  • Containment Measures – Enforced governmental restrictions on movement keep those susceptible to poverty in place. This prevents people from seeking jobs or accessing markets. These precautionary governmental regulations help keep cases under control but contribute to further food and housing insecurities and increased poverty.

The Future

Although the impact of COVID-19 on global poverty in Madagascar continues to be a prevalent problem, getting Madagascar back to a state of economic growth is a reachable goal for a lot of groups. A group of private Magalyze companies holds optimistic goals for the future, expecting Madagascar to achieve a 5% growth rate through the collaboration of public authorities. Rebuilding Madagascar’s economy requires political governmental action to mobilize domestic resources and stimulate Madagascar’s struggling but essential industries.
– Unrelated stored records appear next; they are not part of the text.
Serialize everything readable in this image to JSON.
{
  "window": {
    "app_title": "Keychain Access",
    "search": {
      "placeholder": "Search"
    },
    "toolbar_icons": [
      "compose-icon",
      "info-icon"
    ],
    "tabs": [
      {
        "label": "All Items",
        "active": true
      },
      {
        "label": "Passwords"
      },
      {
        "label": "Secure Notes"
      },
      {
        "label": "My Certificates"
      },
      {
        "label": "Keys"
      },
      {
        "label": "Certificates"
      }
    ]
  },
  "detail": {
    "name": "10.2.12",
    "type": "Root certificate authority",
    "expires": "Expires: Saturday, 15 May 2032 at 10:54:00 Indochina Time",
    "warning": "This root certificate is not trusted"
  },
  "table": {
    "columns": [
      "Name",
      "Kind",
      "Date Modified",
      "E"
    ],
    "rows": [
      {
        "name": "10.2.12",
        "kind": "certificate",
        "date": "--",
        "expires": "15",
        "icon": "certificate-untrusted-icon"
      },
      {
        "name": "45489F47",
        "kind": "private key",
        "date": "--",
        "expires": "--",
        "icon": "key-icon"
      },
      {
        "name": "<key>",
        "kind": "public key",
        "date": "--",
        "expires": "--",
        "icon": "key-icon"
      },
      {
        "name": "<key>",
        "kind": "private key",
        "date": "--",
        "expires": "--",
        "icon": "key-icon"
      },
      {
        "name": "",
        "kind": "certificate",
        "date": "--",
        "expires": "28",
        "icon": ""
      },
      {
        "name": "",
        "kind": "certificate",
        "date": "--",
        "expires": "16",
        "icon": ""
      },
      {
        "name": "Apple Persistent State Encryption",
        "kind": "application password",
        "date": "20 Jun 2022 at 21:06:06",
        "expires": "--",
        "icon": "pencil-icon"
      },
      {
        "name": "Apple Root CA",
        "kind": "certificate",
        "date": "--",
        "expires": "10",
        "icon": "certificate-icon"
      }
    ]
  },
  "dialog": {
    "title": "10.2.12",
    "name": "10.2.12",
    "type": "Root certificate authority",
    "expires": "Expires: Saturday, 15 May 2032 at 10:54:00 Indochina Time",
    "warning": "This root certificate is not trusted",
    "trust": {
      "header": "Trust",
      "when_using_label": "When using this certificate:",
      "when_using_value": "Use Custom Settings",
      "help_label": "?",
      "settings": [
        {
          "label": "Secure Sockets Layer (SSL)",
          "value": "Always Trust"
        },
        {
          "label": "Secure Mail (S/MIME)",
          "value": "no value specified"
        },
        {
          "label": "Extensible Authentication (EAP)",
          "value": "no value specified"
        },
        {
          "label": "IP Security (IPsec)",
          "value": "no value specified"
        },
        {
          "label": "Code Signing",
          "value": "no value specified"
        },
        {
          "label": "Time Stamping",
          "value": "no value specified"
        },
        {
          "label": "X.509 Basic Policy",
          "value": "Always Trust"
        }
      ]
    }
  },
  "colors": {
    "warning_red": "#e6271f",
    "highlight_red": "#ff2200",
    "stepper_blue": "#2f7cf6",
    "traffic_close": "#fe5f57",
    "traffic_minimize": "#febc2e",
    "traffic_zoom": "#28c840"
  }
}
The World Bank estimates that Madagascar will gradually recover by 2023. During this recovery time, mass testing and contact tracing should help reduce the effects of the pandemic. President Andry Rajoelina made a statement in March 2021 against mass vaccinations, calling for an “herbal remedy.” The World Bank says that a vaccination-centered campaign is necessary to ensure that the country does not experience a resurgence of cases. Vaccination is among the most effective ways to help developing countries recover from the economic, health and social impacts of COVID-19.

As of June 2021, 0.68% of Madagascar’s population has received at least one dose of the vaccine. In early May 2021, Madagascar received its first batch of 250,000 COVID-19 vaccinations because of the global COVAX initiative, which plans to cover vaccines for 20% of Madagascar’s population.
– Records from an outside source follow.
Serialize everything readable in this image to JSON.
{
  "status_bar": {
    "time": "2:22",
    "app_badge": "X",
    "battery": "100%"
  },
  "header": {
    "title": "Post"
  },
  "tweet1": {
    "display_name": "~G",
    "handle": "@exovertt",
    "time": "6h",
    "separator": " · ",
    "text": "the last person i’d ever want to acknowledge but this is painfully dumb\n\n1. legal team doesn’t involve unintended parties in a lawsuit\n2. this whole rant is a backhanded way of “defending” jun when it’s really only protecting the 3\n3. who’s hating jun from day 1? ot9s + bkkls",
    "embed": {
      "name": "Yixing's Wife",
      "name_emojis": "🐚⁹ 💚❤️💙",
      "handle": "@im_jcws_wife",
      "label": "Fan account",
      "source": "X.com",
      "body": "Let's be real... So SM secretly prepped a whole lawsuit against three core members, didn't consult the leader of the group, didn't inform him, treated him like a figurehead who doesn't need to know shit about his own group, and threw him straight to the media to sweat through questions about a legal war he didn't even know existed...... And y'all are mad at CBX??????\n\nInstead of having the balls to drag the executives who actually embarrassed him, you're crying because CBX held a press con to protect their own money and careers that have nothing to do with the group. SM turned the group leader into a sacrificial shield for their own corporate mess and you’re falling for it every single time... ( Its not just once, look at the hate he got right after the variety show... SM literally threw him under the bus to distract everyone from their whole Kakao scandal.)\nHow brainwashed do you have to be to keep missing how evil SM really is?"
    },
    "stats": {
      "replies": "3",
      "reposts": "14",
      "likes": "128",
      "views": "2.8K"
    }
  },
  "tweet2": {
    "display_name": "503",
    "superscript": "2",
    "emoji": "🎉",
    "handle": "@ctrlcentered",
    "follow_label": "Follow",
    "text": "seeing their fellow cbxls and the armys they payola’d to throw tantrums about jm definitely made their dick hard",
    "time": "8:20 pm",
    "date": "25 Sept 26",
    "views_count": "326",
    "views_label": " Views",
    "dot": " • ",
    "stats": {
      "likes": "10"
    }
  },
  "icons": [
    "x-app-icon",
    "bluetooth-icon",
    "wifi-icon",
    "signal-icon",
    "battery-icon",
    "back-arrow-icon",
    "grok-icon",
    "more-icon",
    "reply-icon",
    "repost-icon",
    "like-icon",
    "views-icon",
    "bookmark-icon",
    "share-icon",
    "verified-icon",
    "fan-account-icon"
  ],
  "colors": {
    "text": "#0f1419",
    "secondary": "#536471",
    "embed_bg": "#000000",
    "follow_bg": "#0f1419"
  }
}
Solutions

UNICEF has been working to combat the impact of COVID-19 on poverty in Madagascar through holistic efforts. In May 2021, UNICEF received 200 new oxygen concentrators which Madagascar used to help those suffering from COVID. These oxygen concentrators will help COVID-19 healthcare as healthcare facilities in Madagascar often run out of medical supplies. Additionally, UNICEF is working to rebuild Madagascar through advocacy that addresses malnutrition, healthcare access and poverty. These sectors of advocacy are interconnected as 60% of those living in Madagascar live over 5 km from a healthcare facility and often lack reliable transportation and roads to reach such facilities. Access disproportionately affects those living in poverty and has links to gender and literacy inequalities as well.
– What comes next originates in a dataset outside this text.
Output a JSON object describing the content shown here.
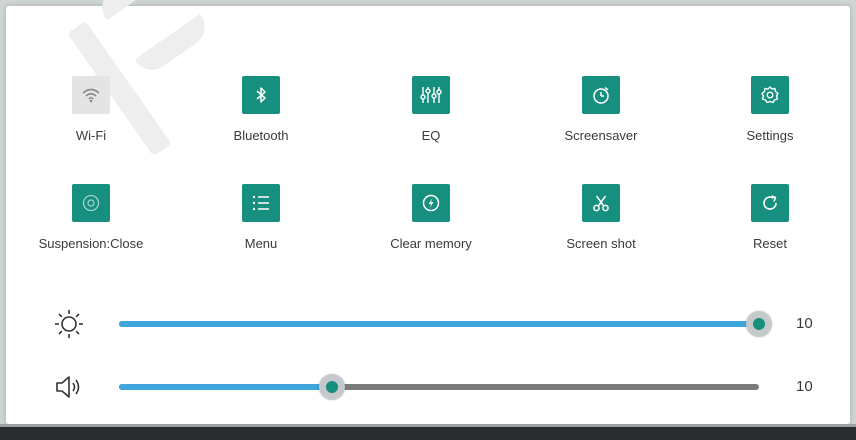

The Ministry of Public Health is working with UNICEF to promote public engagement and communication in relation to COVID-19 risks. This includes updating databases and preparation plans to deal with further cases and the next winter period.

Founded in 1999, SEED Madagascar (Sustainable, Environment, Education & Development) is a charity dedicated to addressing Madagascar’s distinct needs through sustainable development. SEED has already reached over 2,380 community members through COVID-19 informational sessions and 16,533 people on proper handwashing demonstrations. The organization has been working to train health workers and school teachers on COVID-19 prevention.

Looking Ahead

Prior to COVID-19, poverty rates in Madagascar were dropping as its economy grew. This growth stunted once the pandemic hit Madagascar’s communities. As the GDP fell, more and more civilians stumbled into poverty because of job loss and health expenses. Various organizations have been partnering with Madagascar’s government to lift people out of poverty and help the country reduce COVID-19 outbreaks and deaths. As trade networks strengthen and the tourism industry picks up again, leaders are hopeful of returning growth to Madagascar’s economy and further reduction of poverty rates.

– Sarah Eichstadt
Photo: Flickr